  3. When did you first arrive in the UK?
  4. How did you arrive in the UK? Was this legally or clandestinely (i.e. in a secretive way, non-officially)?
  5. Have you ever held lawful status in the UK (i.e. a valid visa and permission to be in the country)? If so, what status was held?
    Give details of this.
  6. Do you have a claim to British citizenship?
    Provide information relating to your birth, and your parents’ birth/nationality.

Background Information

  1. What have you done since arriving in the UK?
    Provide details of any employment, studies, etc.
  2. Have you lived in the UK continuously since your arrival, or has your continuous residence been broken by absences outside of the UK?
  3. What evidence can we provide to prove your continuous residence?
    Evidence could include: passports, payslips, HMRC records, bank statements, contract of employment, letters from employers/doctors/dentists, utility bills, tenancy agreements, etc.

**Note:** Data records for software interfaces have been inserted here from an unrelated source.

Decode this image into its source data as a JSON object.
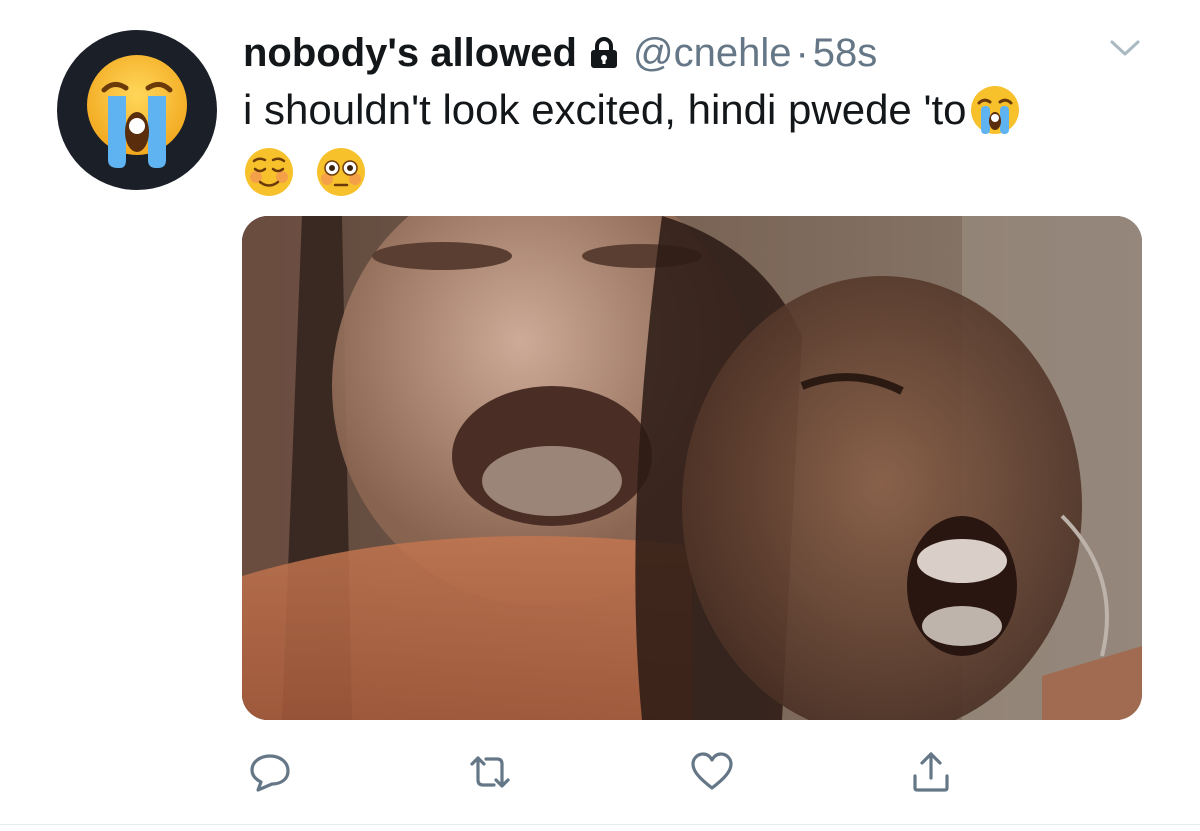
{
  "tweet": {
    "display_name": "nobody's allowed",
    "handle": "@cnehle",
    "separator": "·",
    "time": "58s",
    "text": "i shouldn't look excited, hindi pwede 'to",
    "protected": true,
    "emojis_inline": [
      "loudly-crying-face"
    ],
    "emojis_row": [
      "relieved-smiling-face",
      "flushed-face"
    ],
    "avatar_emoji": "loudly-crying-face",
    "media_description_icon": "photo"
  },
  "actions": [
    {
      "name": "reply",
      "icon": "reply-icon"
    },
    {
      "name": "retweet",
      "icon": "retweet-icon"
    },
    {
      "name": "like",
      "icon": "heart-icon"
    },
    {
      "name": "share",
      "icon": "share-icon"
    }
  ],
  "colors": {
    "text": "#14171a",
    "secondary": "#657786",
    "icon": "#657786",
    "avatar_bg": "#1a1f28"
  }
}
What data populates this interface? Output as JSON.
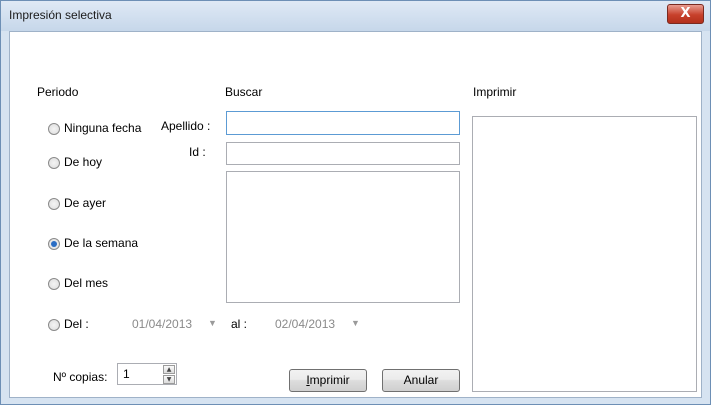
{
  "window": {
    "title": "Impresión selectiva",
    "close_label": "X"
  },
  "periodo": {
    "heading": "Periodo",
    "options": [
      {
        "label": "Ninguna fecha",
        "checked": false
      },
      {
        "label": "De hoy",
        "checked": false
      },
      {
        "label": "De ayer",
        "checked": false
      },
      {
        "label": "De la semana",
        "checked": true
      },
      {
        "label": "Del mes",
        "checked": false
      },
      {
        "label": "Del :",
        "checked": false
      }
    ],
    "date_from": "01/04/2013",
    "date_to_label": "al :",
    "date_to": "02/04/2013"
  },
  "buscar": {
    "heading": "Buscar",
    "apellido_label": "Apellido :",
    "apellido_value": "",
    "id_label": "Id :",
    "id_value": ""
  },
  "imprimir_panel": {
    "heading": "Imprimir"
  },
  "copias": {
    "label": "Nº copias:",
    "value": "1"
  },
  "buttons": {
    "print": "Imprimir",
    "cancel": "Anular"
  },
  "icons": {
    "radio": "radio-icon",
    "dropdown": "dropdown-arrow-icon",
    "spinner": "spinner-icon",
    "close": "close-icon"
  }
}
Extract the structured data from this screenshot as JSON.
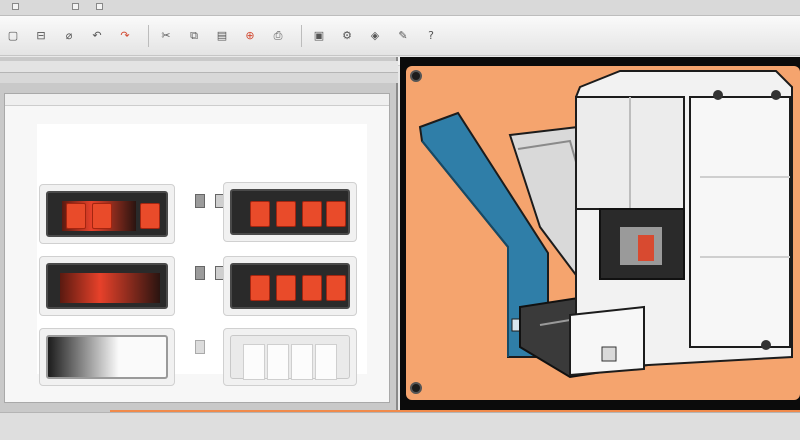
{
  "window": {
    "title": "",
    "controls": [
      "minimize-icon",
      "maximize-icon",
      "close-icon"
    ]
  },
  "toolbar": {
    "icons": [
      "new-file-icon",
      "folder-open-icon",
      "save-icon",
      "undo-icon",
      "redo-icon",
      "cut-icon",
      "copy-icon",
      "paste-icon",
      "zoom-icon",
      "print-icon",
      "shapes-icon",
      "settings-icon",
      "layers-icon",
      "tools-icon",
      "help-icon"
    ],
    "glyphs": [
      "▢",
      "⊟",
      "⌀",
      "↶",
      "↷",
      "✂",
      "⧉",
      "▤",
      "⊕",
      "⎙",
      "▣",
      "⚙",
      "◈",
      "✎",
      "?"
    ]
  },
  "left_pane": {
    "header_text": "",
    "inner_window_title": ""
  },
  "colors": {
    "accent_orange": "#f5a46e",
    "module_red": "#e94b2a",
    "machine_blue": "#2f7ea8",
    "machine_white": "#f2f2f2"
  }
}
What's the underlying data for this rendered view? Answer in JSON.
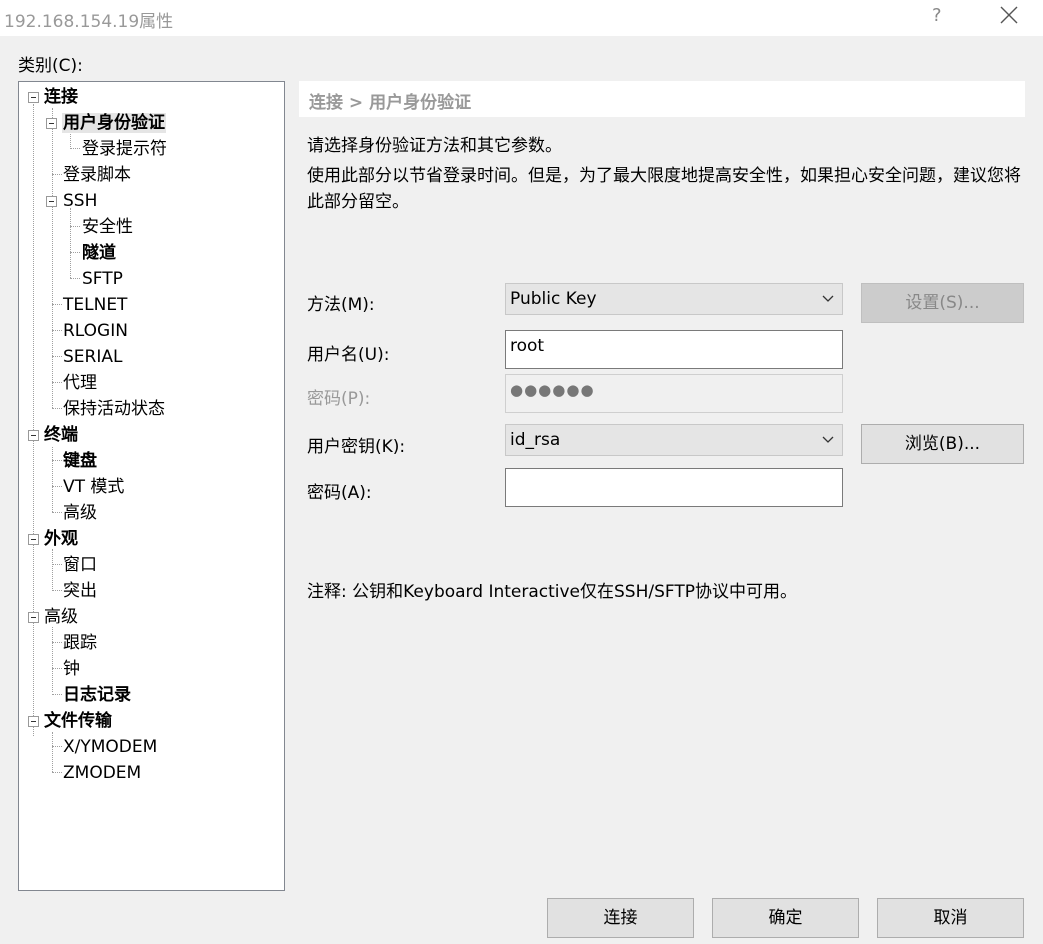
{
  "window": {
    "title": "192.168.154.19属性",
    "help": "?"
  },
  "category_label": "类别(C):",
  "tree": {
    "items": [
      {
        "label": "连接"
      },
      {
        "label": "用户身份验证"
      },
      {
        "label": "登录提示符"
      },
      {
        "label": "登录脚本"
      },
      {
        "label": "SSH"
      },
      {
        "label": "安全性"
      },
      {
        "label": "隧道"
      },
      {
        "label": "SFTP"
      },
      {
        "label": "TELNET"
      },
      {
        "label": "RLOGIN"
      },
      {
        "label": "SERIAL"
      },
      {
        "label": "代理"
      },
      {
        "label": "保持活动状态"
      },
      {
        "label": "终端"
      },
      {
        "label": "键盘"
      },
      {
        "label": "VT 模式"
      },
      {
        "label": "高级"
      },
      {
        "label": "外观"
      },
      {
        "label": "窗口"
      },
      {
        "label": "突出"
      },
      {
        "label": "高级"
      },
      {
        "label": "跟踪"
      },
      {
        "label": "钟"
      },
      {
        "label": "日志记录"
      },
      {
        "label": "文件传输"
      },
      {
        "label": "X/YMODEM"
      },
      {
        "label": "ZMODEM"
      }
    ]
  },
  "panel": {
    "breadcrumb": "连接 > 用户身份验证",
    "desc1": "请选择身份验证方法和其它参数。",
    "desc2": "使用此部分以节省登录时间。但是，为了最大限度地提高安全性，如果担心安全问题，建议您将此部分留空。",
    "method_label": "方法(M):",
    "method_value": "Public Key",
    "settings_button": "设置(S)...",
    "username_label": "用户名(U):",
    "username_value": "root",
    "password_label": "密码(P):",
    "password_value": "●●●●●●",
    "userkey_label": "用户密钥(K):",
    "userkey_value": "id_rsa",
    "browse_button": "浏览(B)...",
    "passphrase_label": "密码(A):",
    "passphrase_value": "",
    "note": "注释: 公钥和Keyboard Interactive仅在SSH/SFTP协议中可用。"
  },
  "footer": {
    "connect": "连接",
    "ok": "确定",
    "cancel": "取消"
  }
}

The Offence

  1. Details of the offence that started the deportation proceedings (date of offence, date of sentencing, length of sentence, did you plead guilty, etc.)
  2. Have you accepted responsibility for the offence?
  3. Have you taken any steps to reduce the likelihood of reoffending, for example, taking any courses while in custody?
  4. Does a pre-sentence report exist?
    A pre-sentence report is a document written by a probation officer following an interview with you. The report provides the court with information about you including your background, family, education, career and any responsibilities that you may have.
  5. Is this your first and only offence, or have you been convicted of any other offences in the UK/outside of the UK?

Ties to the UK

  1. What are your ties to the UK – do you have a partner, children, family, friends, etc?
  2. What are the reasons why you don’t want to leave the UK, including information about potential asylum grounds?